O’Malley’s effort – called Citistat – was built on an effort in New York City entitled COMPSTAT (short for complaint statistics). This was a management technique based on private sector concepts that was designed to lead to crime reduction and efficient use of resources. The process emphasized accountability of staff to the top officials in the organization and was used to map crime and identify problems in the criminal justice system.
Staff from local precincts met with top officials weekly and discussed ways to reduce crime. Each local precinct was required to develop a statistical summary of the week’s crime complaints and experiences.
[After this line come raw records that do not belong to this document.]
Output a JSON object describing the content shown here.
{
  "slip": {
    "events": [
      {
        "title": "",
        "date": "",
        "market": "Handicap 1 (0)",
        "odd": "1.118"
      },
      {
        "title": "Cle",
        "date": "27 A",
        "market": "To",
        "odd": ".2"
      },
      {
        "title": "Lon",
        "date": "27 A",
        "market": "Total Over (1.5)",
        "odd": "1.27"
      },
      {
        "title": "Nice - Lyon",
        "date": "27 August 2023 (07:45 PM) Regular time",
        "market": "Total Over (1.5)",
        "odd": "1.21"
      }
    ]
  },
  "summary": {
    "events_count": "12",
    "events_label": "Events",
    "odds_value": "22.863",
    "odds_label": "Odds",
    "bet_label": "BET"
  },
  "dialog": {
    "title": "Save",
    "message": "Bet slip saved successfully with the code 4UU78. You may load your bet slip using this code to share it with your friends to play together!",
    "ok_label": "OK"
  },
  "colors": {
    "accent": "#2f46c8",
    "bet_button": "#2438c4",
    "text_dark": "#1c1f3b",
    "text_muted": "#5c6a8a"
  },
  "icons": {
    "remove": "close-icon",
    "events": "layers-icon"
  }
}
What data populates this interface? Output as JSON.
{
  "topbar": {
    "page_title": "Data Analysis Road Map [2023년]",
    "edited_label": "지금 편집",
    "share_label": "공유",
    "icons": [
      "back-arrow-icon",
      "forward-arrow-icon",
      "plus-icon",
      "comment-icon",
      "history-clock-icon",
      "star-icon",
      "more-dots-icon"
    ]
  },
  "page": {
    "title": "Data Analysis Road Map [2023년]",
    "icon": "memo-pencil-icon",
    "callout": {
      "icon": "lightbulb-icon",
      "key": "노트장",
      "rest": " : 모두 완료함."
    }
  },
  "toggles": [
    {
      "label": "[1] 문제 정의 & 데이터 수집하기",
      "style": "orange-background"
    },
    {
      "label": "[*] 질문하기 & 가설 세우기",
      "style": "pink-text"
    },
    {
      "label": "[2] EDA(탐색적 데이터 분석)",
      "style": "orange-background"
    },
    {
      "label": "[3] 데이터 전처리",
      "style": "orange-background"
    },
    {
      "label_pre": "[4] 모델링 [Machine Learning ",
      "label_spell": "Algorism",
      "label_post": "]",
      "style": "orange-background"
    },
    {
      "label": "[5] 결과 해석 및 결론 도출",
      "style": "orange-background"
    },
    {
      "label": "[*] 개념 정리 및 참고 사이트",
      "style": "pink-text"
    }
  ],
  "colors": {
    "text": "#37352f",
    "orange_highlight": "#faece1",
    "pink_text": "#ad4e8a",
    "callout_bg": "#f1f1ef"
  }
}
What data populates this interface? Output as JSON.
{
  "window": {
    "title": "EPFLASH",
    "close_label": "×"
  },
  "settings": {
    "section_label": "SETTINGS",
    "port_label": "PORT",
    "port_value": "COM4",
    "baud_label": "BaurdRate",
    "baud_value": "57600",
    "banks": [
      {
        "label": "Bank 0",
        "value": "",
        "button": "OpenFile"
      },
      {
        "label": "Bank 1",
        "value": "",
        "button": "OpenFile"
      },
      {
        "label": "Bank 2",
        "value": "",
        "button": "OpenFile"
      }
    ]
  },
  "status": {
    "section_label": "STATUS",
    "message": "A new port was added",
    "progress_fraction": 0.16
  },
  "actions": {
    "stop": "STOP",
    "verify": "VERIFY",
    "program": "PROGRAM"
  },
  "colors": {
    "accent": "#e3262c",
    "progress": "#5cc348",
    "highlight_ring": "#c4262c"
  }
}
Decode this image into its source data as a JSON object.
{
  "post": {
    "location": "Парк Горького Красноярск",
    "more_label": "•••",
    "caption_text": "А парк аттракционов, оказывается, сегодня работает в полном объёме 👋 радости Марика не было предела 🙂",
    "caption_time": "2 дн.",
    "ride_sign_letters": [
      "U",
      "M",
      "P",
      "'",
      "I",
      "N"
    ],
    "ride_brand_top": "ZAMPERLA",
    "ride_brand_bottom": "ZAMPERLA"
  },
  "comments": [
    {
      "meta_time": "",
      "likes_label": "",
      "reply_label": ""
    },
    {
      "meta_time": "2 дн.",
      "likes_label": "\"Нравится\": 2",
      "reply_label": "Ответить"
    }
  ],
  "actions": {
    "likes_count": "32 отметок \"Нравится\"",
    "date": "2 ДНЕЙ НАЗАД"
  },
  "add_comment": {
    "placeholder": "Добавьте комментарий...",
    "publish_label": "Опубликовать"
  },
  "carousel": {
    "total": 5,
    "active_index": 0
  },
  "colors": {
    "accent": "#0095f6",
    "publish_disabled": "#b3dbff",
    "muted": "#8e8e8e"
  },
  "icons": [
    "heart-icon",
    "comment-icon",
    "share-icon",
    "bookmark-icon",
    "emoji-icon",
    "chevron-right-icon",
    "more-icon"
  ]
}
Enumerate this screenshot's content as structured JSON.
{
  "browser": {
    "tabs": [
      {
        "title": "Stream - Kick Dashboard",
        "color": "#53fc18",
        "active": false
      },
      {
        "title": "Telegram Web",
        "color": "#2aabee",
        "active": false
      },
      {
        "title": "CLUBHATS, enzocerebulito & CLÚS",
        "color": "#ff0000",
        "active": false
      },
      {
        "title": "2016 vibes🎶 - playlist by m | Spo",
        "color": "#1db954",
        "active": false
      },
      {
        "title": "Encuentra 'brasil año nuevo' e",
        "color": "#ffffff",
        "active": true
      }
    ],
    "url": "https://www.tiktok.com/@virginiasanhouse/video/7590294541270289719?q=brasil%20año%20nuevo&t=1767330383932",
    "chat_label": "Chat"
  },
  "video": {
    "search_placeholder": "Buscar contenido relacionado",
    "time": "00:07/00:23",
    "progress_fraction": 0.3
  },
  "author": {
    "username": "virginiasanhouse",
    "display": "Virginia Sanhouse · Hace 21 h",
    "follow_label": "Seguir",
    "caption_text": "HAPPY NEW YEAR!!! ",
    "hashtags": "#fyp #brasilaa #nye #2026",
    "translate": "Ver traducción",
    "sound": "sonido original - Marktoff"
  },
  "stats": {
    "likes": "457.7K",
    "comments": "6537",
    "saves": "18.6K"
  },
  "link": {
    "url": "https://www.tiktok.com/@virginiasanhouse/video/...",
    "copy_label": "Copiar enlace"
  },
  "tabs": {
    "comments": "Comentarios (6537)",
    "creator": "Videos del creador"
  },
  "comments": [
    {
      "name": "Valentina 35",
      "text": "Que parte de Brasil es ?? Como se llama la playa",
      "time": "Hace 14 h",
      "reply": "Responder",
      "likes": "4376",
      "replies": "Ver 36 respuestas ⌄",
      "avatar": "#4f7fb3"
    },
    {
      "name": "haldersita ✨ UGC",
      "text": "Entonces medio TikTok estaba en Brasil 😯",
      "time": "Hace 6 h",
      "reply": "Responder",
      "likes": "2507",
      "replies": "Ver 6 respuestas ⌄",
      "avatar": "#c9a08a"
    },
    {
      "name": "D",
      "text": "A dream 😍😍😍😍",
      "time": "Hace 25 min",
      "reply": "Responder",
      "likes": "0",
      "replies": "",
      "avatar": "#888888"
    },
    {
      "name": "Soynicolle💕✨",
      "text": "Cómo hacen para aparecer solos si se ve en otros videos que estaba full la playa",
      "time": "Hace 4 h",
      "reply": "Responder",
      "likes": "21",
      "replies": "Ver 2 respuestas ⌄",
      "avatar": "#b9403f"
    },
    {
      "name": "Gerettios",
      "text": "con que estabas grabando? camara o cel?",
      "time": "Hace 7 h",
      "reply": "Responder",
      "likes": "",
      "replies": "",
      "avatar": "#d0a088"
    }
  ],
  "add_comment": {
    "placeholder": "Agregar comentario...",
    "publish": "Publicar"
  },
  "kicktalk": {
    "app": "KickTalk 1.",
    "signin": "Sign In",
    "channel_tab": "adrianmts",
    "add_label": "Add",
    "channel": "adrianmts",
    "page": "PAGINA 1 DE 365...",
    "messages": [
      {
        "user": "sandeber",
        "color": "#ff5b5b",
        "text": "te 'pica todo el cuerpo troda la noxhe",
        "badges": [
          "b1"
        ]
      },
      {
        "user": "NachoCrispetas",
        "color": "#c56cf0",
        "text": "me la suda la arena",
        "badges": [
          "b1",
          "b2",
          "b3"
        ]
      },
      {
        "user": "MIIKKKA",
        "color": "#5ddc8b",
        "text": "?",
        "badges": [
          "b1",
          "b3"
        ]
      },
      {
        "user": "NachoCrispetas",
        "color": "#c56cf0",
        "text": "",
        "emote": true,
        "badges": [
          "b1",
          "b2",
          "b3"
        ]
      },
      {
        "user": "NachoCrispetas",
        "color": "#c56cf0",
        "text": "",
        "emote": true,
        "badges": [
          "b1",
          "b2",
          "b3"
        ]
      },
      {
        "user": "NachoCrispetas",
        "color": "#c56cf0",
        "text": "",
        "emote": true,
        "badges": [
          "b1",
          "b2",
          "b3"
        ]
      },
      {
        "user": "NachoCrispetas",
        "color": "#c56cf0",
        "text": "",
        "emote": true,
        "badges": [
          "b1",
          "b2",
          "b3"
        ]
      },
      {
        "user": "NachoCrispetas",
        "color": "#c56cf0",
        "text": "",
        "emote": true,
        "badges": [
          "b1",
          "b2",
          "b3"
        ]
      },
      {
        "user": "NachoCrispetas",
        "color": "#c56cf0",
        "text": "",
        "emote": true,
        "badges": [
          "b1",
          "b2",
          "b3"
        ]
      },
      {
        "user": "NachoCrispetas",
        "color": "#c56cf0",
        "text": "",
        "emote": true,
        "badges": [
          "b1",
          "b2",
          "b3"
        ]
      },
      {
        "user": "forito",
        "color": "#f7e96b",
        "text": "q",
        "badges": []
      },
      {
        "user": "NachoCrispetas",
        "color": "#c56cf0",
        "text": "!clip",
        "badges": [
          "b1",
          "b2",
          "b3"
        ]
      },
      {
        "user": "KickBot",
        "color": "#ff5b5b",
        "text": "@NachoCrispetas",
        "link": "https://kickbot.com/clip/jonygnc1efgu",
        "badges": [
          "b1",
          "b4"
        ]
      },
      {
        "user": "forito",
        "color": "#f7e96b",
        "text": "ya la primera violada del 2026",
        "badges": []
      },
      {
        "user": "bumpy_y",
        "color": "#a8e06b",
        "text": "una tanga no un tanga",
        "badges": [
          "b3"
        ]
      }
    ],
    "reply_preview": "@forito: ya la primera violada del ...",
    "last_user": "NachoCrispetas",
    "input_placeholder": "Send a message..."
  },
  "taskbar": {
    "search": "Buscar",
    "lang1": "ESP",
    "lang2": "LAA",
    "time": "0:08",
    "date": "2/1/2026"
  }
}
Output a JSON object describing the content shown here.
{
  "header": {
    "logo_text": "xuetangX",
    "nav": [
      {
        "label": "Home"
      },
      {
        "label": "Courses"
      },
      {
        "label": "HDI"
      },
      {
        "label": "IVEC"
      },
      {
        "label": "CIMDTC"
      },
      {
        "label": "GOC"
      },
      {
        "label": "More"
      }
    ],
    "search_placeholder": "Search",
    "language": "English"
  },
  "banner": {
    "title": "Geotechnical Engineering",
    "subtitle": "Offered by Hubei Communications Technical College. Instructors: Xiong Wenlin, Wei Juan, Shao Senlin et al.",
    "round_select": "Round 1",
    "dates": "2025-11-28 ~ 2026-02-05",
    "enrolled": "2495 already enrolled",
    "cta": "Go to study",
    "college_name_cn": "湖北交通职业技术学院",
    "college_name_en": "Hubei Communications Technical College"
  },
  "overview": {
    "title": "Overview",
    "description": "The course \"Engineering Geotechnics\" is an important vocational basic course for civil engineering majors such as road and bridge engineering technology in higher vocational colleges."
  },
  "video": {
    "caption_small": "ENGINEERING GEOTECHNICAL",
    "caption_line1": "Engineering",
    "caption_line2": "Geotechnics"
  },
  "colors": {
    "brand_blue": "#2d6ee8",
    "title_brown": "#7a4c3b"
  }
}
They were also required to submit a weekly report describing significant cases, crime patterns and other relevant police activities.
While this process gave the participants the impression that they were improving the delivery of services to the community, there were hidden traps within that process. A number of these attributes are found in other attempts to develop performance assessment efforts.
First, there was a tendency in that process to think about the city as a centralized unit and to develop expectations that applied citywide. This is sometimes called a “one size fits all” approach. This process minimized attention to the special needs of different populations and the way those populations perceived the police and, conversely, how the police perceived them.
Second, the reliance on quantitative data minimized attention to qualitative assessments of the service, particularly issues related to the quality of treatment. When the New York City police department initially emphasized stop-and frisk, it produced 50,000 stops a year. The department decided that these stops were a good metric for productivity and the annual number ultimately exceeded half a million stops. Many police officers acknowledged that this policy produced many unjustified stops.
Third, most of the measures that were used in the process were based on attempts to maximize efficiency in the delivery of service. Increased efficiency was often expected to lead to budget reductions. There was little attention to the effectiveness of programs or equity aspects of the service delivery. Some have described this as worshipping the gods of efficiency and ignoring issues of equity.
Fourth, the process that was put in place created pressure on individual police officers to meet the centralized expectations. Salary decisions were sometimes linked to these assessments. At least one assessment of the NYC experience found that a number of retired police officials complained that pressure from department brass prompted widespread statistical manipulation of CompStat data, specifically by downgrading reports of serious crimes to less serious offenses.
Management strategies such as Compstat clearly have positive motivations behind them. However, the unanticipated consequences of these efforts cannot be ignored. The belief that managing only what you can count can be misleading. The Baltimore tragedy suggests that we need different techniques that acknowledge the complexity of many programs. We must acknowledge that what may work in one setting is not helpful in another.
This is not an easy problem to solve. It is clear that relying only on quantitative measures has real limitations. The challenge is to find a way to strike a balance between quantitative measures and qualitative assessments. This brings us back to one of the basic issues in the public administration field: acknowledging that management is both an art as well as a science.